"After taking full advantage of the opportunity which Queen Mary gave me to study for my third year in France, I got the travel bug. I continued travelling and eventually settled in the Middle East for a few years. It was there I began to take a keen interest in journalism and current affairs. I also found the Arabic language fascinating! When I arrived back in London, I began applying for journalism jobs. I used the internet and newspapers, as well as contacts to eventually land my first role at a local radio station."
What does your current job involve day-to-day?
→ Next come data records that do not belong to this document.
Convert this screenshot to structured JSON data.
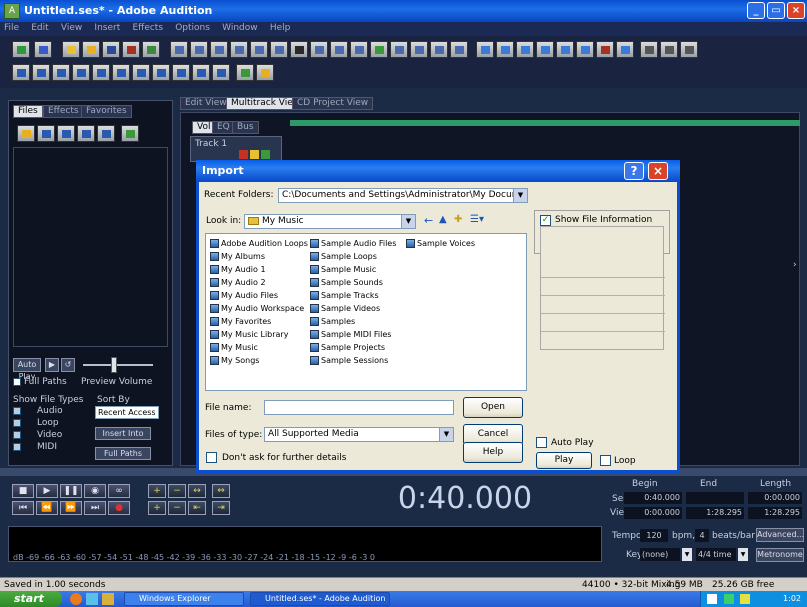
{
  "window": {
    "title": "Untitled.ses* - Adobe Audition",
    "menu": [
      "File",
      "Edit",
      "View",
      "Insert",
      "Effects",
      "Options",
      "Window",
      "Help"
    ]
  },
  "left_panel": {
    "tabs": [
      "Files",
      "Effects",
      "Favorites"
    ],
    "auto_play_label": "Auto Play",
    "full_path_label": "Full Paths",
    "preview_volume_label": "Preview Volume",
    "show_file_types_label": "Show File Types",
    "sort_by_label": "Sort By",
    "file_types": [
      "Audio",
      "Loop",
      "Video",
      "MIDI"
    ],
    "sort_select": "Recent Access",
    "insert_btn": "Insert Into",
    "close_btn": "Full Paths"
  },
  "main_tabs": [
    "Edit View",
    "Multitrack View",
    "CD Project View"
  ],
  "track_tabs": [
    "Vol",
    "EQ",
    "Bus"
  ],
  "track_name": "Track 1",
  "dialog": {
    "title": "Import",
    "recent_folders_label": "Recent Folders:",
    "recent_folders_value": "C:\\Documents and Settings\\Administrator\\My Documents\\My Music",
    "look_in_label": "Look in:",
    "look_in_value": "My Music",
    "show_file_info_label": "Show File Information",
    "file_name_label": "File name:",
    "files_of_type_label": "Files of type:",
    "files_of_type_value": "All Supported Media",
    "open_btn": "Open",
    "cancel_btn": "Cancel",
    "help_btn": "Help",
    "auto_play_label": "Auto Play",
    "play_btn": "Play",
    "loop_label": "Loop",
    "dont_ask_label": "Don't ask for further details",
    "files_col1": [
      "Adobe Audition Loops",
      "My Albums",
      "My Audio 1",
      "My Audio 2",
      "My Audio Files",
      "My Audio Workspace",
      "My Favorites",
      "My Music Library",
      "My Music",
      "My Songs"
    ],
    "files_col2": [
      "Sample Audio Files",
      "Sample Loops",
      "Sample Music",
      "Sample Sounds",
      "Sample Tracks",
      "Sample Videos",
      "Samples",
      "Sample MIDI Files",
      "Sample Projects",
      "Sample Sessions"
    ],
    "files_col3": [
      "Sample Voices"
    ]
  },
  "time": {
    "display": "0:40.000",
    "begin_label": "Begin",
    "end_label": "End",
    "length_label": "Length",
    "sel_label": "Sel",
    "view_label": "View",
    "sel_begin": "0:40.000",
    "sel_end": "",
    "sel_length": "0:00.000",
    "view_begin": "0:00.000",
    "view_end": "1:28.295",
    "view_length": "1:28.295"
  },
  "tempo": {
    "label": "Tempo",
    "value": "120",
    "bpm_label": "bpm,",
    "beats": "4",
    "beats_label": "beats/bar",
    "advanced_btn": "Advanced...",
    "key_label": "Key",
    "key_value": "(none)",
    "time_sig": "4/4 time",
    "metronome_btn": "Metronome"
  },
  "status": {
    "left": "Saved in 1.00 seconds",
    "format": "44100 • 32-bit Mixing",
    "size": "4.59 MB",
    "free": "25.26 GB free"
  },
  "taskbar": {
    "start": "start",
    "items": [
      "Windows Explorer",
      "Untitled.ses* - Adobe Audition"
    ],
    "clock": "1:02"
  },
  "colors": {
    "xp_blue": "#0a4fd0",
    "workspace": "#1b2a45",
    "time_text": "#c8d4e8",
    "selection_range": "#2e9a68"
  }
}
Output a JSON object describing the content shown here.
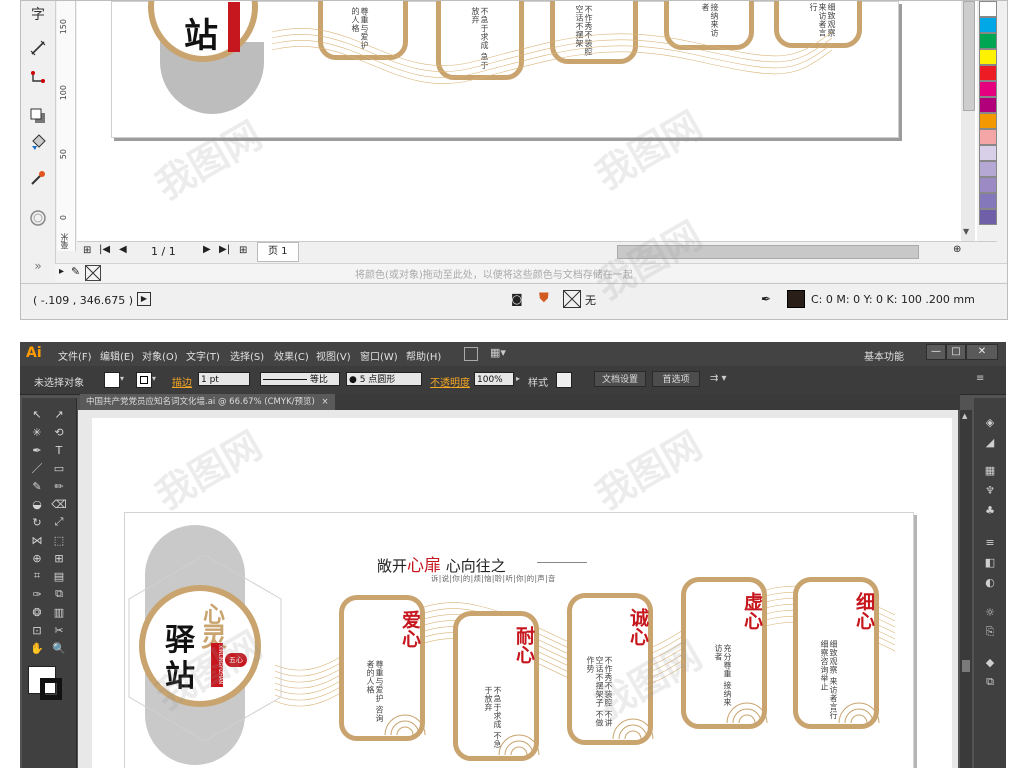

"I use sharp journalistic judgement to choose an interesting news agenda which will appeal to our diverse audience. I look for ways to originate stories and illustrate them in the best possible way, as well as considering future planning. I do this by securing interviews with correspondents abroad and finding relevant contributors to go on air."
"Another key aspect of my role is writing accurate, concise scripts and TV packages which offer viewers a fresh perspective on a news story. Contacts are vital to enable you to do this because a lot depends on who you are able to source. I also appear in front of the camera to present the news which is aired in the Europe and Africa. You need to be knowledgeable, and up-to-date with current affairs, as well as being able to improvise during live interviews. In addition to this, I supervise staff to ensure that news is presented in an exciting, accurate way and our audience are consistently engaged."
Name: Sophie Richardson
Studied: BA French and Linguistics (graduated 2010)
Why did you choose Queen Mary?
I was interested in Queen Mary because of its high ranking for both French and linguistics. When I came for the open day I fell in love with the campus; it felt safe and secure but with the hustle and bustle of the city right on the doorstep.
How did your time at Queen Mary prepare you for work?
My time as a Course Rep and a member of the Union’s Student Council undoubtedly prepared me for my role as President. My course prepared me in terms of learning to manage my work load as well as developing my listening and writing skills. My year abroad in France taught me how to adapt to new and challenging situations which comes in handy almost every day in my current role.
What does your current job involve day-to-day?
Every day I represent Queen Mary students and work towards ensuring that the student experience is the very best it can be. I attend a lot of College meetings to represent the views of students and lobby for change. I also lead on a number of projects and campaigns with the aim of improving students’ lives.